(Element data from apps and pages)
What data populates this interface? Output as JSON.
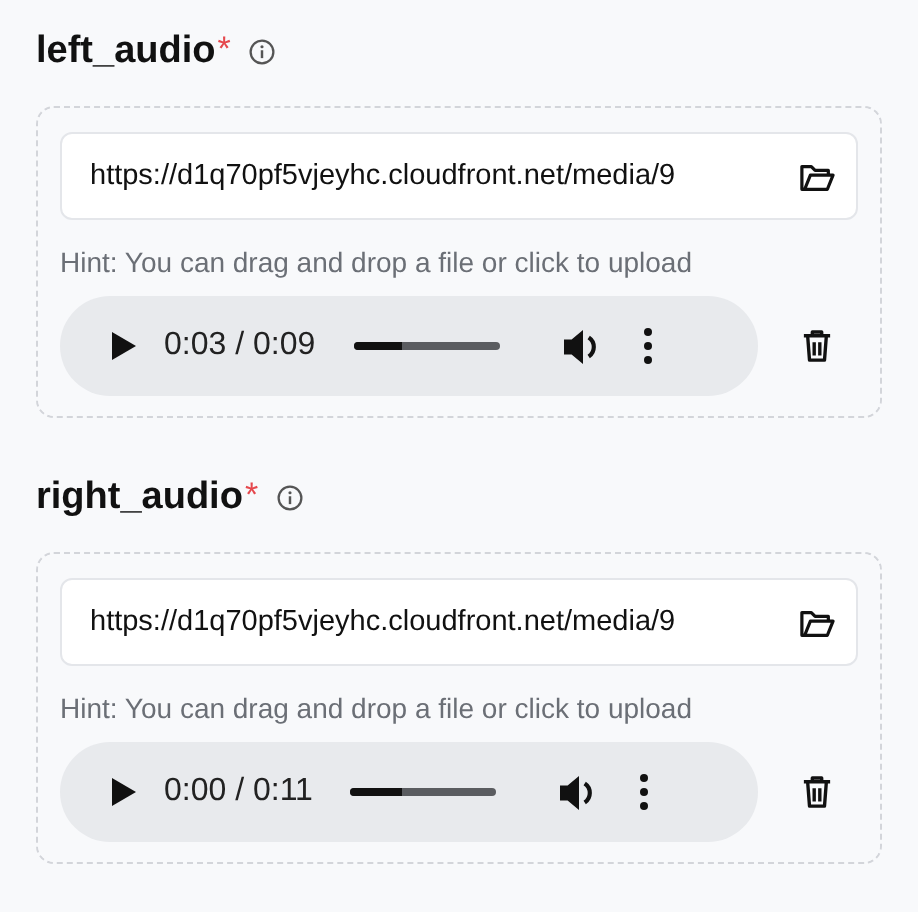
{
  "fields": [
    {
      "label": "left_audio",
      "required_mark": "*",
      "url": "https://d1q70pf5vjeyhc.cloudfront.net/media/9",
      "hint": "Hint: You can drag and drop a file or click to upload",
      "player": {
        "time": "0:03 / 0:09",
        "level": 0.34
      }
    },
    {
      "label": "right_audio",
      "required_mark": "*",
      "url": "https://d1q70pf5vjeyhc.cloudfront.net/media/9",
      "hint": "Hint: You can drag and drop a file or click to upload",
      "player": {
        "time": "0:00 / 0:11",
        "level": 0.35
      }
    }
  ]
}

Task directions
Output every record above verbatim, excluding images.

Response below
What data populates this interface? Output as JSON.
{
  "fields": [
    {
      "label": "left_audio",
      "required_mark": "*",
      "url": "https://d1q70pf5vjeyhc.cloudfront.net/media/9",
      "hint": "Hint: You can drag and drop a file or click to upload",
      "player": {
        "time": "0:03 / 0:09",
        "level": 0.34
      }
    },
    {
      "label": "right_audio",
      "required_mark": "*",
      "url": "https://d1q70pf5vjeyhc.cloudfront.net/media/9",
      "hint": "Hint: You can drag and drop a file or click to upload",
      "player": {
        "time": "0:00 / 0:11",
        "level": 0.35
      }
    }
  ]
}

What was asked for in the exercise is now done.